The Treaty of Versailles was the Treaty signed by Germany, France, Britain, and the USA in 1919 on June 28th. The “Big Three” all had their personal aggressions towards Germany and as a result the Treaty was rather harsh. The Treaty of Versailles was significant to some extent to Hitler’s rise to power in 1933 because it left the people of Germany vulnerable and confused which made Hitler’s extreme ideas easier to appeal to. Economically, it left Germany’s economy in tatters due to the reparations. Socially, there was the war guilt clause which caused an outrage amongst the German people.
The most controversial part of the treaty was Part VIII that established Germany 's liability for war and the damages of the Allies. It set Germany 's reparations. It had Article 231 in which Germany accepted its responsibility for the Allied damages during the war. Article 231 or the War Guilt Clause raised negative sentiments from Germany 's population giving rise and emboldening the right-wing German parties. It was a precursor
How did the Versailles Treaty, which was formed months after the end of the First World War, help cause the Second World War? This treaty contributed by treating Germany harshly through the following ways: territorial losses, military restrictions, economic reparations, and war guilt. One way the Treaty of Versailles had
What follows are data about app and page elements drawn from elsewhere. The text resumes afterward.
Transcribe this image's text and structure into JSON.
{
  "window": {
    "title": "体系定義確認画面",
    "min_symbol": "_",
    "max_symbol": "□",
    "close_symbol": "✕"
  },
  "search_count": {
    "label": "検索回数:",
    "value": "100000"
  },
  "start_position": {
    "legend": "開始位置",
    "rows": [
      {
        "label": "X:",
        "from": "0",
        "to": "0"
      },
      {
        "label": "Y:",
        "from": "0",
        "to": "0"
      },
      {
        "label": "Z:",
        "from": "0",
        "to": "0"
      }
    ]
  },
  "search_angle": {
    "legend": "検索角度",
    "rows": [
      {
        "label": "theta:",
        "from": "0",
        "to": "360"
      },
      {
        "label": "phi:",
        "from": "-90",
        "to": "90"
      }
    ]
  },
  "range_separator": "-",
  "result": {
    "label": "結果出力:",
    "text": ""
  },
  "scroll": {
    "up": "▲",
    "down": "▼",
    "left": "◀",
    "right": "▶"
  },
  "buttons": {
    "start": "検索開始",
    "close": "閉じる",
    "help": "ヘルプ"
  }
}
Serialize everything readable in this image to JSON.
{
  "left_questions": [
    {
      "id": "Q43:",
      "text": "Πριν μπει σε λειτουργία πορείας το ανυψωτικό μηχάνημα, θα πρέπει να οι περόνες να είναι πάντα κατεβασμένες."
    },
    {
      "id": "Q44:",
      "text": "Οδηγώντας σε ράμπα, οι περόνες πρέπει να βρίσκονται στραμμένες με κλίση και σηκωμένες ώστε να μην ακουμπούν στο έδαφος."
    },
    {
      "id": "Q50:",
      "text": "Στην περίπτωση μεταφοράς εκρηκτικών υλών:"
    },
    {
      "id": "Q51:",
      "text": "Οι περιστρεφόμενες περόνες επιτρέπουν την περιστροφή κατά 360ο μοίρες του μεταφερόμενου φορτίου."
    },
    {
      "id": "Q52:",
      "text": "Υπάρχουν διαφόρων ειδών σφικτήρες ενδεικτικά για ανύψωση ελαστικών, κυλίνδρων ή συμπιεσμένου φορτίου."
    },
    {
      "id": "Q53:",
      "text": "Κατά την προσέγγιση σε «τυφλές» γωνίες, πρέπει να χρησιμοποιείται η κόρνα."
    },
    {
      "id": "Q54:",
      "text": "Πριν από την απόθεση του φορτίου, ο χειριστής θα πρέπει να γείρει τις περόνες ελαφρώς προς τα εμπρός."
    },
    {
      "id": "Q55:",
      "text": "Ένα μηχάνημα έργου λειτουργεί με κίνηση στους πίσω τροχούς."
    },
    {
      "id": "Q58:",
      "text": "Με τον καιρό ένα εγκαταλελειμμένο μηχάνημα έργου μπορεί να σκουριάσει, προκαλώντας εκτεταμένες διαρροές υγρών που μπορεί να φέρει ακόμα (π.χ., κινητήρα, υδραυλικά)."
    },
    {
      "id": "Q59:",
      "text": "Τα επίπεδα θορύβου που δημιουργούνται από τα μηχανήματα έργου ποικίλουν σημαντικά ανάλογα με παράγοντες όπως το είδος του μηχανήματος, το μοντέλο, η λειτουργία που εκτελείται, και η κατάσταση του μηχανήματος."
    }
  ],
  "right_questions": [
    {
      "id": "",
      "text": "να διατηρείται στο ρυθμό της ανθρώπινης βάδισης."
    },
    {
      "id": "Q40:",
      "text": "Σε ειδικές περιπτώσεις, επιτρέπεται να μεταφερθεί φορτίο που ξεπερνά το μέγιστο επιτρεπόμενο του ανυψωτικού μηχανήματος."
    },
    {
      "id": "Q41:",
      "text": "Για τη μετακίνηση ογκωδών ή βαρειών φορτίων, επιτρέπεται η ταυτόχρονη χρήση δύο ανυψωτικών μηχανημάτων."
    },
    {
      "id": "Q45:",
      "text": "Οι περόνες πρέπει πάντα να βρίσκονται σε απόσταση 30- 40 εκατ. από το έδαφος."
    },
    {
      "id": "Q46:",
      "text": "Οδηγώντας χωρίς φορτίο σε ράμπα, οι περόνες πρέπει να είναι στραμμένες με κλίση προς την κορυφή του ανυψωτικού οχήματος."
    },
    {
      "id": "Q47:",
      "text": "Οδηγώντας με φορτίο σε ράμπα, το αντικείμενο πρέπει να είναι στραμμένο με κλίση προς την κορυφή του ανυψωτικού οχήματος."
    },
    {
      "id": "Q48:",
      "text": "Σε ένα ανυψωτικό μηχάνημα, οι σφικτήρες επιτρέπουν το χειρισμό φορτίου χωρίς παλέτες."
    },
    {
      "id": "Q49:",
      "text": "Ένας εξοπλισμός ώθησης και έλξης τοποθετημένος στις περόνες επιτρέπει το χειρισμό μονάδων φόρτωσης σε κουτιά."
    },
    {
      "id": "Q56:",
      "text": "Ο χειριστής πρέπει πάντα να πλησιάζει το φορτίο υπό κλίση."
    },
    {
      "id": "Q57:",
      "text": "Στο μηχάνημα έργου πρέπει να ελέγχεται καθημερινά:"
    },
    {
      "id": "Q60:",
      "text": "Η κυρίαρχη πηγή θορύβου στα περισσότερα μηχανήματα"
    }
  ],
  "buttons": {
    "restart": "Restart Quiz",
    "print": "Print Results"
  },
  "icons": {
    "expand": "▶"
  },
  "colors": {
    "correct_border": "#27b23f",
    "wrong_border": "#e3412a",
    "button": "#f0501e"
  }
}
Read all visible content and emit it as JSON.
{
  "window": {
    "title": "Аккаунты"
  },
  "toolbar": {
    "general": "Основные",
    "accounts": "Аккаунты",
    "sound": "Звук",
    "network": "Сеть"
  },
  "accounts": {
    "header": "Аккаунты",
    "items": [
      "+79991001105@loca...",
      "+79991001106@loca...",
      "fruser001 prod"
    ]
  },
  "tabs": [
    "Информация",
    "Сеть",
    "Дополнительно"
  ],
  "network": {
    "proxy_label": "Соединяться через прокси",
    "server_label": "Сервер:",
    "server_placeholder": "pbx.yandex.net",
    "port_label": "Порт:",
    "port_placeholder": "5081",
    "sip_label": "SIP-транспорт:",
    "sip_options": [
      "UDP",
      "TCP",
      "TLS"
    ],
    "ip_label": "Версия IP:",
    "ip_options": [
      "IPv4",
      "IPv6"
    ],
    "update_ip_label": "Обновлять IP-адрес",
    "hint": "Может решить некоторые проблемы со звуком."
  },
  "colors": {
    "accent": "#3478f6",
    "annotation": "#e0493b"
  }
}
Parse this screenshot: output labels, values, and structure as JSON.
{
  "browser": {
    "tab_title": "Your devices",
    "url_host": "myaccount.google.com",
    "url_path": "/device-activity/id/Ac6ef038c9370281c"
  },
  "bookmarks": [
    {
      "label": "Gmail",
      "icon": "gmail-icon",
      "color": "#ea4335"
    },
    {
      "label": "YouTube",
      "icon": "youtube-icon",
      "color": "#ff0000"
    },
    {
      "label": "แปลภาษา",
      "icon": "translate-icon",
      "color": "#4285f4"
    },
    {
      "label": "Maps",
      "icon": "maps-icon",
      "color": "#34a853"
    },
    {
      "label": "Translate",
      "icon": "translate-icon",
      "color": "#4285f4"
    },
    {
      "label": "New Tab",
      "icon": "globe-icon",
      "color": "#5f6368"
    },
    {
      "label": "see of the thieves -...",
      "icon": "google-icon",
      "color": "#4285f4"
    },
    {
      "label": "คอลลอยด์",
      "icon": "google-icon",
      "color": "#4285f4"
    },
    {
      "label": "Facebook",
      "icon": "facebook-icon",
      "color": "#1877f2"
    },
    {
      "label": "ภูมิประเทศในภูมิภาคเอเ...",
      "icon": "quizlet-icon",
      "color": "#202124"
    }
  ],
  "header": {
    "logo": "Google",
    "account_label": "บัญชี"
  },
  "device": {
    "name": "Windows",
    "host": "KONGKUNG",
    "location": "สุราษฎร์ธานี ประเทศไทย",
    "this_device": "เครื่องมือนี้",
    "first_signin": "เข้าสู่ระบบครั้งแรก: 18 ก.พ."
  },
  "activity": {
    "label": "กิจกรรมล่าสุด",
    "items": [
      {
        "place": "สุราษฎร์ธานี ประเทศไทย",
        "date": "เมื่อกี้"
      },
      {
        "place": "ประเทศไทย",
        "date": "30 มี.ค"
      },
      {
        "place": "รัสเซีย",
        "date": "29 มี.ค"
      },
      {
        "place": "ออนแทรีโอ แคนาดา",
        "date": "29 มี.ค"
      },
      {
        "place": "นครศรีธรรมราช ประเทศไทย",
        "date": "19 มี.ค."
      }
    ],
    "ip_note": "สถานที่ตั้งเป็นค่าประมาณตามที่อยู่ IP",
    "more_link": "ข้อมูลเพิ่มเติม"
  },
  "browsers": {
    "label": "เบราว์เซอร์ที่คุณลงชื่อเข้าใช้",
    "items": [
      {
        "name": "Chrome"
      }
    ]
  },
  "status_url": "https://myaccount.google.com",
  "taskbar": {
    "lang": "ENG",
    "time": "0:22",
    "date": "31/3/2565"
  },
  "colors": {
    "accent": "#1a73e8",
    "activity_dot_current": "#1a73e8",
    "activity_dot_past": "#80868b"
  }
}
If one would argue that the origins of the Cold War should be traced to World War II and the breakdown of the wartime alliance between the U.S. and the Soviet Union. This all started by one act of betrayal. For example in Document C where Soviet Ambassador Nikolai Novikov states that “ The foreign policy of the United States ,which reflects the imperialist tendencies of American monopolistic capital, is characterized in the postwar period by striving for world supremacy.” The belief that freedom and democracy would die under the communist rule caused the United States to start a problem or feud that would last for a long time. The decisions made by the United States in W.W.II caused tensions to start between the U. S. and the Soviet Union. Communism spread though the nation.
“The U.S. economy could have potentially collapsed if debts were not paid back. France and Great Britain were using loans from the U.S. to pay for their war. Also, they were purchasing vast amounts of arms from the United States, all of which on credit” (“Why Did the U.S. Enter World War I”). Ideologically speaking, President Woodrow Wilson wanted to “make the world safe for
World War I ended in 1918 with the victorious Allied powers, and the peace-promising Treaty of Versailles. However, this treaty 's peace did not last long as its unrealistic demands caused strong resentment within the Central powers against the Allied powers. Territorial losses, reparation payments, and inflation all left Europe in economic ruins. The damage and destruction that resulted from World War I paved a clear path that allowed for World War II to occur. It began in 1933 when Adolf Hitler gained power and, with the help of the Nazi Party, turned Germany in a totalitarian dictatorship.
One of the main origins of the war was the Treaty of Versailles and the harsh and demanding conditions that it set on Germany. The Treaty of Versailles was formed after World War I in an effort to create peace. The treaty was mainly between the Allied Powers of World